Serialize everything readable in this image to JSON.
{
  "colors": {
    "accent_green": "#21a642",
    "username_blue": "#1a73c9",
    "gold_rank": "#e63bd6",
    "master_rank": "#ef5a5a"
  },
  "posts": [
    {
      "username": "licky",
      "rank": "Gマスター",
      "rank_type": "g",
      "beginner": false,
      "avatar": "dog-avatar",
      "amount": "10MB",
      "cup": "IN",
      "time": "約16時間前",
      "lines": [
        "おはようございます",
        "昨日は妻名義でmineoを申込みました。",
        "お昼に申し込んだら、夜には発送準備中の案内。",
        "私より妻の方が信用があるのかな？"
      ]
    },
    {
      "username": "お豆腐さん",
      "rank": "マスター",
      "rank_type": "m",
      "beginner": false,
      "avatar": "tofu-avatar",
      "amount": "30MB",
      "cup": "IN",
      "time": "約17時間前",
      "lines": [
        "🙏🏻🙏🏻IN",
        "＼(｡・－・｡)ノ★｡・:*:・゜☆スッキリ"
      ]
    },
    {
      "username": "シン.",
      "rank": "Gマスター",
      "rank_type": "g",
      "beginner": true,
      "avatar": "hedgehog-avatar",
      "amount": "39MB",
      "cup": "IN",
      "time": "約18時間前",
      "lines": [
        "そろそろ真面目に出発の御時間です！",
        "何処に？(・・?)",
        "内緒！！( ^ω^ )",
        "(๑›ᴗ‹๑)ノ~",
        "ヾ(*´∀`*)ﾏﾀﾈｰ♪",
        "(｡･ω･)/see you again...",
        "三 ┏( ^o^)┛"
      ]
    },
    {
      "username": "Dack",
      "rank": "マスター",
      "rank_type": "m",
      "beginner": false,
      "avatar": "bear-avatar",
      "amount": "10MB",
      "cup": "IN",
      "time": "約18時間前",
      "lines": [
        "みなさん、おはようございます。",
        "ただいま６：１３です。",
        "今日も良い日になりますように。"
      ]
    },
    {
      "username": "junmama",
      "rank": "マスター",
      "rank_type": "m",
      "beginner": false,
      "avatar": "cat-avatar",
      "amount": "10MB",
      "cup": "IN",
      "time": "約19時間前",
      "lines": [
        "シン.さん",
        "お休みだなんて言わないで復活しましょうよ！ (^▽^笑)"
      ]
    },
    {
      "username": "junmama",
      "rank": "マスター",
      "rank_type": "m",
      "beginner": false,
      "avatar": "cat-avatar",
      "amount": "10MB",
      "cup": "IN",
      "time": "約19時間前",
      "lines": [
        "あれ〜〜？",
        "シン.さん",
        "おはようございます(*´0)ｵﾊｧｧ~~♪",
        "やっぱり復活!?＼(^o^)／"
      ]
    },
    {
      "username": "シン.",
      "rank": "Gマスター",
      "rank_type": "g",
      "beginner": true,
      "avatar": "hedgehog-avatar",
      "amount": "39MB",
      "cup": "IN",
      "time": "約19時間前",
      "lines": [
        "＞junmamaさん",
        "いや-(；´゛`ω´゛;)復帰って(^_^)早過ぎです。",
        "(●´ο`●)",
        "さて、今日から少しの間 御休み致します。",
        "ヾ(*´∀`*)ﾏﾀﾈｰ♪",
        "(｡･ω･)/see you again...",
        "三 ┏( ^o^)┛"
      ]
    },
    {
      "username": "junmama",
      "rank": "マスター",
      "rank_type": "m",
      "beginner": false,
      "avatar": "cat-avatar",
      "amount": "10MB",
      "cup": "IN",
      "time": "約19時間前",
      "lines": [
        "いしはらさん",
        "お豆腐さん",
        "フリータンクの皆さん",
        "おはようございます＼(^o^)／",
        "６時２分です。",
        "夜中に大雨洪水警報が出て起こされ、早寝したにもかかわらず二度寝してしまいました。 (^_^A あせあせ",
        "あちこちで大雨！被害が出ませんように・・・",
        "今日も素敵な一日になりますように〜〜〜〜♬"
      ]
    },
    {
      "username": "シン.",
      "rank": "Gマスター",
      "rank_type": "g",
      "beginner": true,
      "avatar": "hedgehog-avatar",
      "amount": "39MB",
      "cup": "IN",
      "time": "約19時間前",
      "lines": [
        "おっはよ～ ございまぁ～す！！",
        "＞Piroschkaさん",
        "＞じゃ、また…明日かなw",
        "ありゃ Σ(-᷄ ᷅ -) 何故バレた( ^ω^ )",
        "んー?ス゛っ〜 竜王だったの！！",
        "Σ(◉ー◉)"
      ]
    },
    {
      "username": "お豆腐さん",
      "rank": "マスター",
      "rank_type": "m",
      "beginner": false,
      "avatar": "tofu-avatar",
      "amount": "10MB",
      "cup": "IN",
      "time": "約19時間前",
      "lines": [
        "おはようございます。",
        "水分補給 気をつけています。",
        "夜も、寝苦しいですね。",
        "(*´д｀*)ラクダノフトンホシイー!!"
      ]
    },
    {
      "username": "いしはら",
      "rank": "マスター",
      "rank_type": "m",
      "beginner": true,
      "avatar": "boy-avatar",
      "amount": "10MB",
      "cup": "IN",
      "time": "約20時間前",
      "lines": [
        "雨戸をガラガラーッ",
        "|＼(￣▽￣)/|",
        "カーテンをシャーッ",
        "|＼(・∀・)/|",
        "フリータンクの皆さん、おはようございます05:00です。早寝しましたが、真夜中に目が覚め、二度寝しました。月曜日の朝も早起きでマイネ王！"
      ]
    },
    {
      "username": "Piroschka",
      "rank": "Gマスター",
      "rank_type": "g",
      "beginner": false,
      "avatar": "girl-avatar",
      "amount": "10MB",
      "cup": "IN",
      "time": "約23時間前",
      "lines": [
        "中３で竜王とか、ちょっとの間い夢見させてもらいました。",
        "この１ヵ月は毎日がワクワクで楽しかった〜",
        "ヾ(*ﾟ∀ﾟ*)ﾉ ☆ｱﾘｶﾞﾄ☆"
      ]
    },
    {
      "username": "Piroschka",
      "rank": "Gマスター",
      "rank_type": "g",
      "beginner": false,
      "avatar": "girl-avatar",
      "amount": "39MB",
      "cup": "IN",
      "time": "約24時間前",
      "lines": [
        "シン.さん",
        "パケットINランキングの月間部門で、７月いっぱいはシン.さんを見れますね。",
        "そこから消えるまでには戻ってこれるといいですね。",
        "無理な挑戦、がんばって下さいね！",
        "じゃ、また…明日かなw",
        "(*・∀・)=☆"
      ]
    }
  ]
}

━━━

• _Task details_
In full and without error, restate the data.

• _Result for this exercise_
Serialize everything readable in this image to JSON.
{
  "colors": {
    "accent_green": "#21a642",
    "username_blue": "#1a73c9",
    "gold_rank": "#e63bd6",
    "master_rank": "#ef5a5a"
  },
  "posts": [
    {
      "username": "licky",
      "rank": "Gマスター",
      "rank_type": "g",
      "beginner": false,
      "avatar": "dog-avatar",
      "amount": "10MB",
      "cup": "IN",
      "time": "約16時間前",
      "lines": [
        "おはようございます",
        "昨日は妻名義でmineoを申込みました。",
        "お昼に申し込んだら、夜には発送準備中の案内。",
        "私より妻の方が信用があるのかな？"
      ]
    },
    {
      "username": "お豆腐さん",
      "rank": "マスター",
      "rank_type": "m",
      "beginner": false,
      "avatar": "tofu-avatar",
      "amount": "30MB",
      "cup": "IN",
      "time": "約17時間前",
      "lines": [
        "🙏🏻🙏🏻IN",
        "＼(｡・－・｡)ノ★｡・:*:・゜☆スッキリ"
      ]
    },
    {
      "username": "シン.",
      "rank": "Gマスター",
      "rank_type": "g",
      "beginner": true,
      "avatar": "hedgehog-avatar",
      "amount": "39MB",
      "cup": "IN",
      "time": "約18時間前",
      "lines": [
        "そろそろ真面目に出発の御時間です！",
        "何処に？(・・?)",
        "内緒！！( ^ω^ )",
        "(๑›ᴗ‹๑)ノ~",
        "ヾ(*´∀`*)ﾏﾀﾈｰ♪",
        "(｡･ω･)/see you again...",
        "三 ┏( ^o^)┛"
      ]
    },
    {
      "username": "Dack",
      "rank": "マスター",
      "rank_type": "m",
      "beginner": false,
      "avatar": "bear-avatar",
      "amount": "10MB",
      "cup": "IN",
      "time": "約18時間前",
      "lines": [
        "みなさん、おはようございます。",
        "ただいま６：１３です。",
        "今日も良い日になりますように。"
      ]
    },
    {
      "username": "junmama",
      "rank": "マスター",
      "rank_type": "m",
      "beginner": false,
      "avatar": "cat-avatar",
      "amount": "10MB",
      "cup": "IN",
      "time": "約19時間前",
      "lines": [
        "シン.さん",
        "お休みだなんて言わないで復活しましょうよ！ (^▽^笑)"
      ]
    },
    {
      "username": "junmama",
      "rank": "マスター",
      "rank_type": "m",
      "beginner": false,
      "avatar": "cat-avatar",
      "amount": "10MB",
      "cup": "IN",
      "time": "約19時間前",
      "lines": [
        "あれ〜〜？",
        "シン.さん",
        "おはようございます(*´0)ｵﾊｧｧ~~♪",
        "やっぱり復活!?＼(^o^)／"
      ]
    },
    {
      "username": "シン.",
      "rank": "Gマスター",
      "rank_type": "g",
      "beginner": true,
      "avatar": "hedgehog-avatar",
      "amount": "39MB",
      "cup": "IN",
      "time": "約19時間前",
      "lines": [
        "＞junmamaさん",
        "いや-(；´゛`ω´゛;)復帰って(^_^)早過ぎです。",
        "(●´ο`●)",
        "さて、今日から少しの間 御休み致します。",
        "ヾ(*´∀`*)ﾏﾀﾈｰ♪",
        "(｡･ω･)/see you again...",
        "三 ┏( ^o^)┛"
      ]
    },
    {
      "username": "junmama",
      "rank": "マスター",
      "rank_type": "m",
      "beginner": false,
      "avatar": "cat-avatar",
      "amount": "10MB",
      "cup": "IN",
      "time": "約19時間前",
      "lines": [
        "いしはらさん",
        "お豆腐さん",
        "フリータンクの皆さん",
        "おはようございます＼(^o^)／",
        "６時２分です。",
        "夜中に大雨洪水警報が出て起こされ、早寝したにもかかわらず二度寝してしまいました。 (^_^A あせあせ",
        "あちこちで大雨！被害が出ませんように・・・",
        "今日も素敵な一日になりますように〜〜〜〜♬"
      ]
    },
    {
      "username": "シン.",
      "rank": "Gマスター",
      "rank_type": "g",
      "beginner": true,
      "avatar": "hedgehog-avatar",
      "amount": "39MB",
      "cup": "IN",
      "time": "約19時間前",
      "lines": [
        "おっはよ～ ございまぁ～す！！",
        "＞Piroschkaさん",
        "＞じゃ、また…明日かなw",
        "ありゃ Σ(-᷄ ᷅ -) 何故バレた( ^ω^ )",
        "んー?ス゛っ〜 竜王だったの！！",
        "Σ(◉ー◉)"
      ]
    },
    {
      "username": "お豆腐さん",
      "rank": "マスター",
      "rank_type": "m",
      "beginner": false,
      "avatar": "tofu-avatar",
      "amount": "10MB",
      "cup": "IN",
      "time": "約19時間前",
      "lines": [
        "おはようございます。",
        "水分補給 気をつけています。",
        "夜も、寝苦しいですね。",
        "(*´д｀*)ラクダノフトンホシイー!!"
      ]
    },
    {
      "username": "いしはら",
      "rank": "マスター",
      "rank_type": "m",
      "beginner": true,
      "avatar": "boy-avatar",
      "amount": "10MB",
      "cup": "IN",
      "time": "約20時間前",
      "lines": [
        "雨戸をガラガラーッ",
        "|＼(￣▽￣)/|",
        "カーテンをシャーッ",
        "|＼(・∀・)/|",
        "フリータンクの皆さん、おはようございます05:00です。早寝しましたが、真夜中に目が覚め、二度寝しました。月曜日の朝も早起きでマイネ王！"
      ]
    },
    {
      "username": "Piroschka",
      "rank": "Gマスター",
      "rank_type": "g",
      "beginner": false,
      "avatar": "girl-avatar",
      "amount": "10MB",
      "cup": "IN",
      "time": "約23時間前",
      "lines": [
        "中３で竜王とか、ちょっとの間い夢見させてもらいました。",
        "この１ヵ月は毎日がワクワクで楽しかった〜",
        "ヾ(*ﾟ∀ﾟ*)ﾉ ☆ｱﾘｶﾞﾄ☆"
      ]
    },
    {
      "username": "Piroschka",
      "rank": "Gマスター",
      "rank_type": "g",
      "beginner": false,
      "avatar": "girl-avatar",
      "amount": "39MB",
      "cup": "IN",
      "time": "約24時間前",
      "lines": [
        "シン.さん",
        "パケットINランキングの月間部門で、７月いっぱいはシン.さんを見れますね。",
        "そこから消えるまでには戻ってこれるといいですね。",
        "無理な挑戦、がんばって下さいね！",
        "じゃ、また…明日かなw",
        "(*・∀・)=☆"
      ]
    }
  ]
}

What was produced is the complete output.